To start the reaction, the participation of product B is required. Thus, before the reaction, one must mix a small amount of B into the system; otherwise, if starting from 100% A without B’s participation, a first B product will never be generated, which means that the reaction will never occur.

Actually, in a real reaction system, what often occurs is the parallel existence of two reactive paths:

i.e., A can convert to B by the first pathway (**Fn**), just before the time where the second autocatalytical pathway (**Bna**), under the “catalysis” of B , becomes to be significant.

This kind of reaction can be called a combined Kamal-Sourour auto-catalysis reaction. Under the assumption that the activation energies of the two paths are the same, we got the partial case of Eq12, the function Cnm:

If we look further into the function, we’ll see that the reaction rate is presented as the sum of two items, namely Fn and Bna. Additionally, there’s a weight factor (auto-catalysis factor) K_{cat} to represent the contribution of Bna, or it can also be said that the frequency factors of the two paths are different.

Simplified versions of Cnm include C1 (both exponents n and m = 1, i.e., the combination of F1 and B1) and Cn (m=0, namely the reaction order of A is n while B plays the role as first-order). Cn is more commonly used.

If assuming the activation energies of the two paths are different, the general Kamal-Sourour reaction type is used:

This reactaion type is the sum of reactions Fn and Bna with a different values of Ea and a certain weight factor (or different frequency factor).

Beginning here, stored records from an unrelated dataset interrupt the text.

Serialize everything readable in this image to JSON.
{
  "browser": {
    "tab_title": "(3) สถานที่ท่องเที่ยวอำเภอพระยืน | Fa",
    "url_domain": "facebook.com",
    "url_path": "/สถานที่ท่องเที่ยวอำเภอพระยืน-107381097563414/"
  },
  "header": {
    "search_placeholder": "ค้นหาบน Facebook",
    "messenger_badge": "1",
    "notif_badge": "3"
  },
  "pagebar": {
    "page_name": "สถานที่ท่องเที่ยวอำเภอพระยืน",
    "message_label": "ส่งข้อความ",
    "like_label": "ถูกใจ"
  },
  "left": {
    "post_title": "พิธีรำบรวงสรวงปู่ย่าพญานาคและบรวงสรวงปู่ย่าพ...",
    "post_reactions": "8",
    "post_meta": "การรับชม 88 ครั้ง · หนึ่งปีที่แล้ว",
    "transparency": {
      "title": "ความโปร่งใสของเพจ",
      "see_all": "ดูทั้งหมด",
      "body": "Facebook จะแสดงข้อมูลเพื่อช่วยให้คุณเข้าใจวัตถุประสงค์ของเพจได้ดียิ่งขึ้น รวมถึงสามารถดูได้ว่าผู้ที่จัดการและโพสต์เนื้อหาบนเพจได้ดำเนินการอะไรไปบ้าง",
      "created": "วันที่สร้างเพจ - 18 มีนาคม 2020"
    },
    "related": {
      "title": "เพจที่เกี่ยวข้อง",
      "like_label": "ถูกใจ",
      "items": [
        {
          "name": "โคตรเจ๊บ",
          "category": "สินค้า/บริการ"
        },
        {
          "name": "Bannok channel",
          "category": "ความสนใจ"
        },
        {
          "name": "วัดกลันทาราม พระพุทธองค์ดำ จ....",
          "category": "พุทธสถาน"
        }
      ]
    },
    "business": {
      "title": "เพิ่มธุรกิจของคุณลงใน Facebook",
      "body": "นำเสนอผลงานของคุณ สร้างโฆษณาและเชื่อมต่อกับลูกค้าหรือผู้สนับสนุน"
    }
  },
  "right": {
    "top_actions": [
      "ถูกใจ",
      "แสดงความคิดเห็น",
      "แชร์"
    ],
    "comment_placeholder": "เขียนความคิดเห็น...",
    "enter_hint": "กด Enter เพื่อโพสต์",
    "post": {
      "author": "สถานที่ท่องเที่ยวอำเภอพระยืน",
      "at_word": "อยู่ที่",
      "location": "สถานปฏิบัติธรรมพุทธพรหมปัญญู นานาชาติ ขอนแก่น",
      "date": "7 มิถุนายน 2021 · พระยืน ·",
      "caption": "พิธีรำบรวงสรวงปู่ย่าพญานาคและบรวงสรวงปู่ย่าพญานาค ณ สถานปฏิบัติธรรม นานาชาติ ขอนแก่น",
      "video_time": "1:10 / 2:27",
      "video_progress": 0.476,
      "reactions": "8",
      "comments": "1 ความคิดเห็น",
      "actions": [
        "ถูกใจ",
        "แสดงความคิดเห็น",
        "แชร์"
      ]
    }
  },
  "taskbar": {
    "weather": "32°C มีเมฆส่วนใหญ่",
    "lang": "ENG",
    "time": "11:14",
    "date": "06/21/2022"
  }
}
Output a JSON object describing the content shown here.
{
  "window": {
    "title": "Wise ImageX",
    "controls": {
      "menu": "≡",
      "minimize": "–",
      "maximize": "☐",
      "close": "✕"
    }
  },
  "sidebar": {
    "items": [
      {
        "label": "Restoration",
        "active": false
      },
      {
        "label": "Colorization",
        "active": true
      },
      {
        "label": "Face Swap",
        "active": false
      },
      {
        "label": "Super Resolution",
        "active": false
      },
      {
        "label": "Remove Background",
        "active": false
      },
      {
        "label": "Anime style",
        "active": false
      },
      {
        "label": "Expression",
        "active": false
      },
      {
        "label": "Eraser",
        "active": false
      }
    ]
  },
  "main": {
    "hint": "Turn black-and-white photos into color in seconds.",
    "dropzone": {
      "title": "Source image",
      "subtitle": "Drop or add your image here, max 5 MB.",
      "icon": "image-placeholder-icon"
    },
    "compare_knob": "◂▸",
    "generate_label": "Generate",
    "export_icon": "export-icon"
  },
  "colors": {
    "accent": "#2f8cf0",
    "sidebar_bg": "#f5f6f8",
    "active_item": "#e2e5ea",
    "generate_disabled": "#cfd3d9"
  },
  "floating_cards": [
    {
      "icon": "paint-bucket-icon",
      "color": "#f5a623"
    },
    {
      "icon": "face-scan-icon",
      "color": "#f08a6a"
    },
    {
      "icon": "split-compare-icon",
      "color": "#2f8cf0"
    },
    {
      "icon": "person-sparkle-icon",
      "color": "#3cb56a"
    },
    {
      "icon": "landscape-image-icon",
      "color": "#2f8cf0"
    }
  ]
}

Reactions C1, Cn, Cmn are the simplified case of the general Kamal-Sourour reaction with two competitive pathways. Being the combination of an n-th order and an auto-catalysis reaction, a combined auto-catalysis reaction will exhibit accelerating performance in between that of a pure n-th order reaction and a pure auto-catalysis reaction; i.e., there will be a certain induction period, and after that, the reaction’s acceleration will be more significant than n-th order, but not as dramatic as the pure auto-catalysis Prout-Tompkins reaction. Of course, the actual accelerating behavior depends on the combination weight of the two paths.